What is clear, Vargas explained, is that Trump will have at his disposal a number of already broadly written laws that could be used to target immigrants who have come into contact with the criminal justice system. Drug offenses, no matter how minor, can be used to trigger deportations, Vargas said. “It doesn’t even have to be a crime under the law of the convicting jurisdiction,” he explained. “If it’s a violation of the law or regulation relating to a controlled substance, it can make you deportable.” But it goes beyond that, Vargas pointed out. So-called crimes involving moral turpitude, which can include offenses as minor as turnstile-jumping, can be leveraged to support deportation cases.
In immigration cases, there’s no statute of limitations like there is in the criminal justice system, Vargas added. “The government can bring charges no matter how long ago the offense occurred, no matter what that person has done in his or her life since,” he said. “There’s also no ex post facto protection like there is in the criminal justice system, meaning that the agency feels that it can apply laws retroactively, even if the conduct at the time of the offense was not even a deportable offense.” Also, because immigration courts deal in civil, rather than criminal offenses, individuals have no guaranteed access to a lawyer.
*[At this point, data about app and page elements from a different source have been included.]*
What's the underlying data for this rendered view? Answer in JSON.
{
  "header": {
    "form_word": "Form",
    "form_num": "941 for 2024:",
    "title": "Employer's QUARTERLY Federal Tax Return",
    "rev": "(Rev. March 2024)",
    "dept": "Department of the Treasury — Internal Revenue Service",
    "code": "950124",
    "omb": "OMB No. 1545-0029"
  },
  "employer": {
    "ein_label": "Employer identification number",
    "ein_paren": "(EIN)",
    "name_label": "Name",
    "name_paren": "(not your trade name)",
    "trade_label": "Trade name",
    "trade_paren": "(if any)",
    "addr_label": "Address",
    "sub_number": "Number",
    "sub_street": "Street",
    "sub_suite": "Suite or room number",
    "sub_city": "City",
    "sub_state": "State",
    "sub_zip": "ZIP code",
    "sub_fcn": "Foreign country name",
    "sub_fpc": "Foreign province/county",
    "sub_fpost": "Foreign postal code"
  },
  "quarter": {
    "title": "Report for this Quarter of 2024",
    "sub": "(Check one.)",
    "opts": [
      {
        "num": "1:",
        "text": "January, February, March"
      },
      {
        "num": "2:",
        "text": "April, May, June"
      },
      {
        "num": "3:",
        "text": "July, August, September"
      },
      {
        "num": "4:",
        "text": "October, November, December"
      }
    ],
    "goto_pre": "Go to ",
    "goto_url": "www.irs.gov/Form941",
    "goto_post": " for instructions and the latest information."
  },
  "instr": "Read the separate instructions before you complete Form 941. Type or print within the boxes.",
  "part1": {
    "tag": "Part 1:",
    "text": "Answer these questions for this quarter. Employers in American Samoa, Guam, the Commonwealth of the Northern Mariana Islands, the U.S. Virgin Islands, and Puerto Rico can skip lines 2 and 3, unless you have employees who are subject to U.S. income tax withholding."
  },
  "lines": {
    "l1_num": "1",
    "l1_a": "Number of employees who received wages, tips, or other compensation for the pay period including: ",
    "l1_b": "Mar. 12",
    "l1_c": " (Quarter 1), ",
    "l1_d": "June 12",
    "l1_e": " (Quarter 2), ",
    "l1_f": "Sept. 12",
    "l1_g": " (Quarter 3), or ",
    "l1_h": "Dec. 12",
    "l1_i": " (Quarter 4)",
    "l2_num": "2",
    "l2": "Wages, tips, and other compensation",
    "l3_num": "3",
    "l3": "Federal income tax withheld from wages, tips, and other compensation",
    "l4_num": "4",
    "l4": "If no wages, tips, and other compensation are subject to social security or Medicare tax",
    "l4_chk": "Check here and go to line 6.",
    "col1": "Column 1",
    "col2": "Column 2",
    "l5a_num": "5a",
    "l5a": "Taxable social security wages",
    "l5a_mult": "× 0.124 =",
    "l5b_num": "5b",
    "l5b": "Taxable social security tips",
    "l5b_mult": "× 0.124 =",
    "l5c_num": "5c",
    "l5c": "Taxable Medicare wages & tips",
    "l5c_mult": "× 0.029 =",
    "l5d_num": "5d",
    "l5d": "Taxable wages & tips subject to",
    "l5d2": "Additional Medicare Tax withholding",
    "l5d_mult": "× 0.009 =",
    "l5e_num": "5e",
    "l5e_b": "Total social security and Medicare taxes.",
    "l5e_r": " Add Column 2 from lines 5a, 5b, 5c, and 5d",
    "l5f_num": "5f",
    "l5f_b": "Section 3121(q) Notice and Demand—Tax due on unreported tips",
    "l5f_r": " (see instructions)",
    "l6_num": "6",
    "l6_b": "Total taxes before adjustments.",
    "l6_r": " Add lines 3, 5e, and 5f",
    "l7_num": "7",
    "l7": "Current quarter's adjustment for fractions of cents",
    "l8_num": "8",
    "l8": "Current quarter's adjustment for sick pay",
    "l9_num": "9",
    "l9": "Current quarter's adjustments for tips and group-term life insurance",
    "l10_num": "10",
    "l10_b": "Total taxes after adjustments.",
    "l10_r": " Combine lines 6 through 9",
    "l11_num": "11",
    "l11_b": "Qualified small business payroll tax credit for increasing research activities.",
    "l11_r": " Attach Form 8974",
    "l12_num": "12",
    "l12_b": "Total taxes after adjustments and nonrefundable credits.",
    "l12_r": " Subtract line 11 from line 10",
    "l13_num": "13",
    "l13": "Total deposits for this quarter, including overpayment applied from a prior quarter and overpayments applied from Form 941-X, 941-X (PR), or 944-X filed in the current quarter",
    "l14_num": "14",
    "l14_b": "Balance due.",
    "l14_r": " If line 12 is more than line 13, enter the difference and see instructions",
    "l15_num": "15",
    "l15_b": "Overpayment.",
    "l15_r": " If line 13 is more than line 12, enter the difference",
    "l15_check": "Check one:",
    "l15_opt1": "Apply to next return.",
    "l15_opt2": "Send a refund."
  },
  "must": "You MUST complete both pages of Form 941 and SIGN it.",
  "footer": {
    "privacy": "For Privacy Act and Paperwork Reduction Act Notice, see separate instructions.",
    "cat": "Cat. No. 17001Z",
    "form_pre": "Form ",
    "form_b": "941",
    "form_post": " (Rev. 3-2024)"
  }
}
“I think a lot of people don’t realize there aren’t these protections in the immigration system like there are in the criminal justice system,” Vargas said. “One has to keep all of this in mind when you hear the talk about deporting millions of folks with past criminal convictions. “
Despite the seemingly innumerable ways in which a determined prosecutor can argue for an individual’s deportation, Goncalves-Pena is quick to point out that immigrants have rights enshrined in the Constitution. “Due process does apply to immigrants,” she said. “That is where we attorneys that do this litigation day in and day out in immigration courts, as well as immigration advocates, we need to start thinking and having conversations together about the legal avenues to challenge certain policies, certain responses, certain attacks against our clients, on the communities that we love, in order to ensure that due process is respected.”
For Carlos, the delicate work of educating those deeply shaken communities goes on. “I’d like to say, ‘Oh, it’s fine, I’m not worried. I’m positive,’” he said. But the reality, he admitted, is that nobody knows what’s coming next. “We really don’t know how to prepare,” he said. “We feel like our hands are tied behind our backs.”